■ THE PROBLEM
Could you work out the number of lines in the listing that include the word "Weight" and reply with that figure alone?

■ INPUT DATA
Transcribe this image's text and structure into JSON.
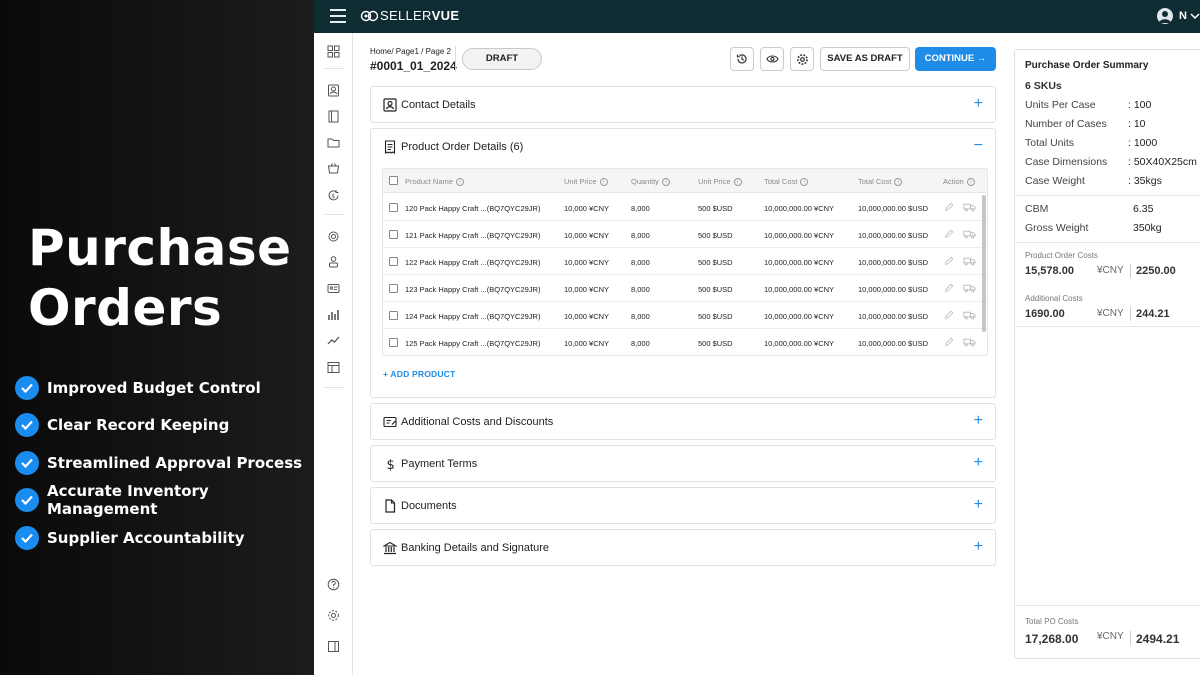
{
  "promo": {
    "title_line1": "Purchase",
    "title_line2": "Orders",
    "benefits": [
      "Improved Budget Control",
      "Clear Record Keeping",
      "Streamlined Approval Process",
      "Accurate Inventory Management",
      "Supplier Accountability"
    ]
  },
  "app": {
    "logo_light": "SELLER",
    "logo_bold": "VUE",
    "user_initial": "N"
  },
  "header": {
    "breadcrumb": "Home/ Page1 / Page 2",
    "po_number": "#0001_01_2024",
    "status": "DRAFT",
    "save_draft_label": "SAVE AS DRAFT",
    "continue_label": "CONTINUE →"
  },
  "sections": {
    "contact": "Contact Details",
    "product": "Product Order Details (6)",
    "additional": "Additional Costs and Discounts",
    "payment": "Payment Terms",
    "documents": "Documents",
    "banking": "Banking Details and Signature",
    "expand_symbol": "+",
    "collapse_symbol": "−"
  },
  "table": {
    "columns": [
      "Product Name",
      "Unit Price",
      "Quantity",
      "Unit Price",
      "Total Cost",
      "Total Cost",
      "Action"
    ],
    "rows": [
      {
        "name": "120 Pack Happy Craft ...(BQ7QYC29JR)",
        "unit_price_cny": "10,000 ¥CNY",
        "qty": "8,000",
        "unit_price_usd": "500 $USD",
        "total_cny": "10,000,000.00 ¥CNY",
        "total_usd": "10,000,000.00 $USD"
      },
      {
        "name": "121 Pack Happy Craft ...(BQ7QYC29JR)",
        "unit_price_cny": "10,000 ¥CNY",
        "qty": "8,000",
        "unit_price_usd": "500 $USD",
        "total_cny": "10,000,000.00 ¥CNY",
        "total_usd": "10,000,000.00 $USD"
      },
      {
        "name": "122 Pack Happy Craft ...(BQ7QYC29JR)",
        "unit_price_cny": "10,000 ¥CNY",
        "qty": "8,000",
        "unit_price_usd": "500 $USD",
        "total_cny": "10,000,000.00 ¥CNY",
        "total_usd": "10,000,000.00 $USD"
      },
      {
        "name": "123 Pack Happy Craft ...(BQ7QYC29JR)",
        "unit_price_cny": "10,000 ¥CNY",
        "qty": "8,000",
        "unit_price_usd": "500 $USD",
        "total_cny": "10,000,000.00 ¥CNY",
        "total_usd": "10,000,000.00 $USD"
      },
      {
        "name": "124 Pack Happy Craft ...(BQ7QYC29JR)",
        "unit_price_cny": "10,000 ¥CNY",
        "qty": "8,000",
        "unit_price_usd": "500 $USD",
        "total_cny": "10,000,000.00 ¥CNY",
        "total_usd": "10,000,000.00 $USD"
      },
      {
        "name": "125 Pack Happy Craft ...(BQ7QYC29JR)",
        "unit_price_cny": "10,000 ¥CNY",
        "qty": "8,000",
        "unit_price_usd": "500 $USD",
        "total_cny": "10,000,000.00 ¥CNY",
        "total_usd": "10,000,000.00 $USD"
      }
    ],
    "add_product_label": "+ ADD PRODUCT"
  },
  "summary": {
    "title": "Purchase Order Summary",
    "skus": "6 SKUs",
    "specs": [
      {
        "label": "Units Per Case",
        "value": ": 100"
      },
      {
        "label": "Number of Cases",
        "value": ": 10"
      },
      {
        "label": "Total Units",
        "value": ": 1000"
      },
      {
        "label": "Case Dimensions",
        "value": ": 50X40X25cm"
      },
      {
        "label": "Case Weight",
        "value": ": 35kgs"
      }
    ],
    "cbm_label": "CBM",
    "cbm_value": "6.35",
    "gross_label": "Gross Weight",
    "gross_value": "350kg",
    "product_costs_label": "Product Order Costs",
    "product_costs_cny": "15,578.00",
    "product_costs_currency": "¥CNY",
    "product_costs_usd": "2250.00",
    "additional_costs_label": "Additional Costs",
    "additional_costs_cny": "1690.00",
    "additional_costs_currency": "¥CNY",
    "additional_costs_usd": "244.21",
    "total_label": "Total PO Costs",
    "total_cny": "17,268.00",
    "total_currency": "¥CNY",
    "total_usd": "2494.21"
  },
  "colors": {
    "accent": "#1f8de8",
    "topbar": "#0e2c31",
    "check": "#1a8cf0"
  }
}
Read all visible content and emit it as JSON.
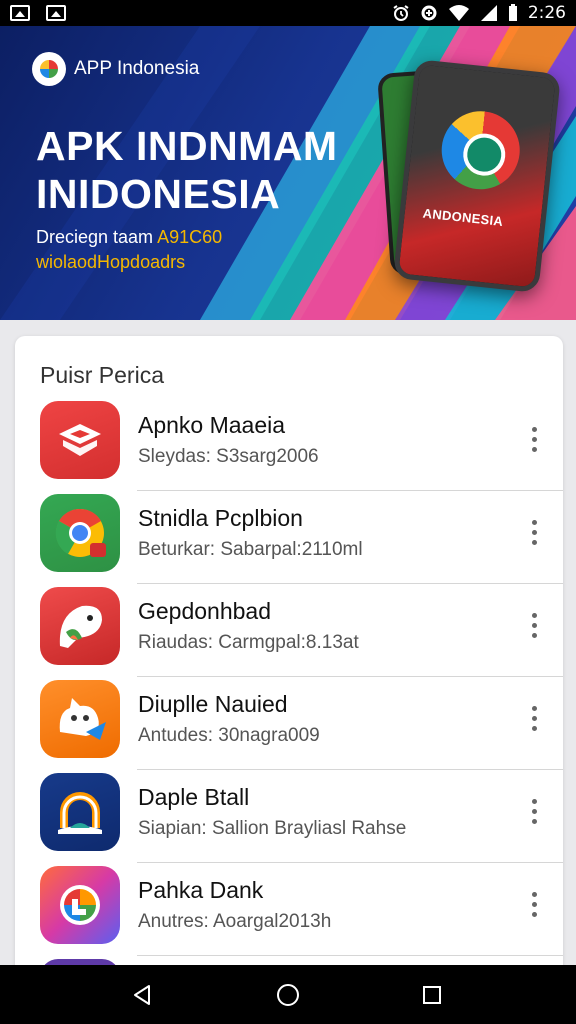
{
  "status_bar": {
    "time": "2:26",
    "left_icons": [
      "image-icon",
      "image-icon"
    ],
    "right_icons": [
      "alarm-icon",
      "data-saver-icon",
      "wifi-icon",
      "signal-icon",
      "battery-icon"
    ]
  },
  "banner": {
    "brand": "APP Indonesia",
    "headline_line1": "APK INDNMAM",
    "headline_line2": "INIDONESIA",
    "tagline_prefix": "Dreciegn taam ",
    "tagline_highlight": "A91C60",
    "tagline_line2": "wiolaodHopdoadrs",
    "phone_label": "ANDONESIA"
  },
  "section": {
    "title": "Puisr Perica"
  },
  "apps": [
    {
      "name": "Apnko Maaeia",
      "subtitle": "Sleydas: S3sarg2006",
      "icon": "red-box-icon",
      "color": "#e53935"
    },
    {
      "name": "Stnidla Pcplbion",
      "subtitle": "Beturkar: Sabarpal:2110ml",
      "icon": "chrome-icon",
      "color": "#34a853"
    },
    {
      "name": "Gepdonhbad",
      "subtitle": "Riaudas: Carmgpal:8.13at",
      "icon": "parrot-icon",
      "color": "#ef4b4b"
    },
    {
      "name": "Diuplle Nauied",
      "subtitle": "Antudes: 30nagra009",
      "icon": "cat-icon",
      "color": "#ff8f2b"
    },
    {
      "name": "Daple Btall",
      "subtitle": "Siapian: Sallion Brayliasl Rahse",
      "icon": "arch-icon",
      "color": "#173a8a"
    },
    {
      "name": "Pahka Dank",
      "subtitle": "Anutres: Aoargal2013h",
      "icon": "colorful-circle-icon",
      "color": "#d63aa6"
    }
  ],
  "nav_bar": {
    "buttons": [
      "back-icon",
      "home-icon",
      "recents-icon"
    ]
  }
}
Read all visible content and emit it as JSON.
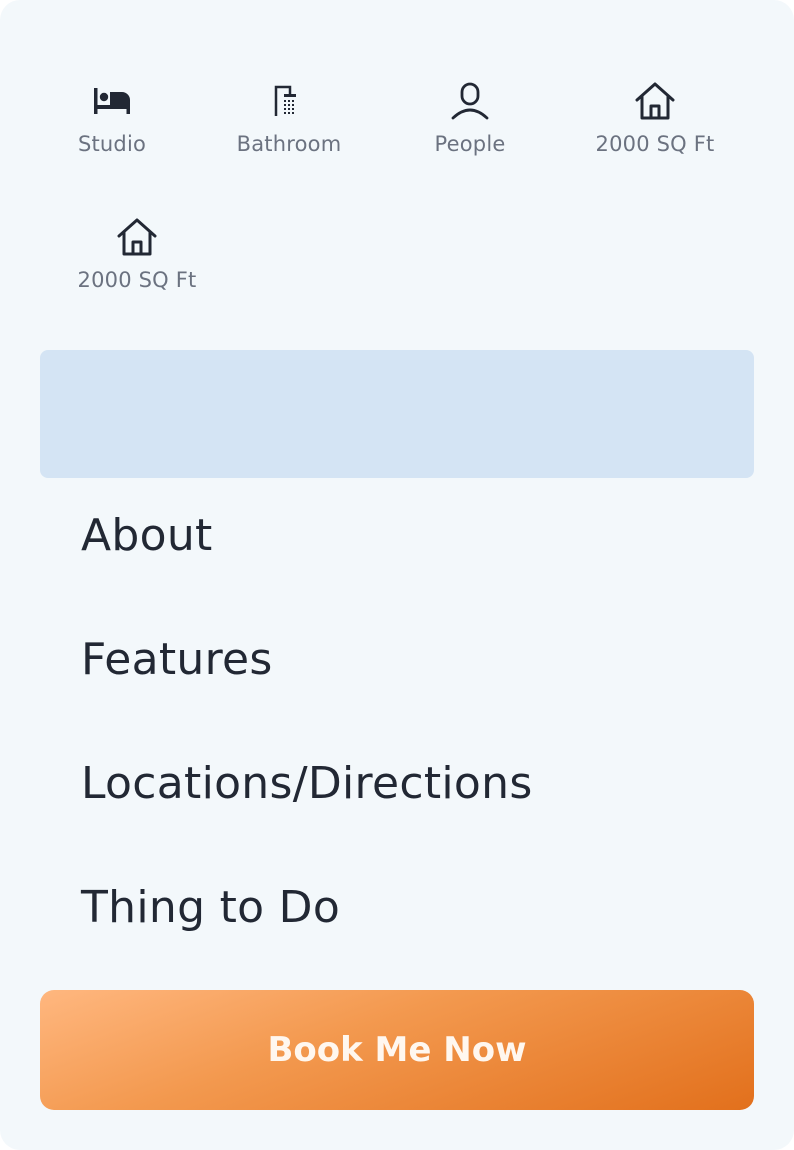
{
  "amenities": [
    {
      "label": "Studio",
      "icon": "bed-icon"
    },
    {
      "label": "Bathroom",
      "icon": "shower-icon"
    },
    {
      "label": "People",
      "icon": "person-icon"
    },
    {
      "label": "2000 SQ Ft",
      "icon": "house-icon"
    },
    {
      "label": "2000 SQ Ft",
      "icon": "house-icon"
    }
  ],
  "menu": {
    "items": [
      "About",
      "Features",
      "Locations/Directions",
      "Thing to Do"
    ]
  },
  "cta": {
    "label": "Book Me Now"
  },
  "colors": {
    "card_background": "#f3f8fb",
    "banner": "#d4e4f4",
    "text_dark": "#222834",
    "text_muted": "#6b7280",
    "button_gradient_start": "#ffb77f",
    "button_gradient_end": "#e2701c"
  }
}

■ WRITTEN RESPONSE
2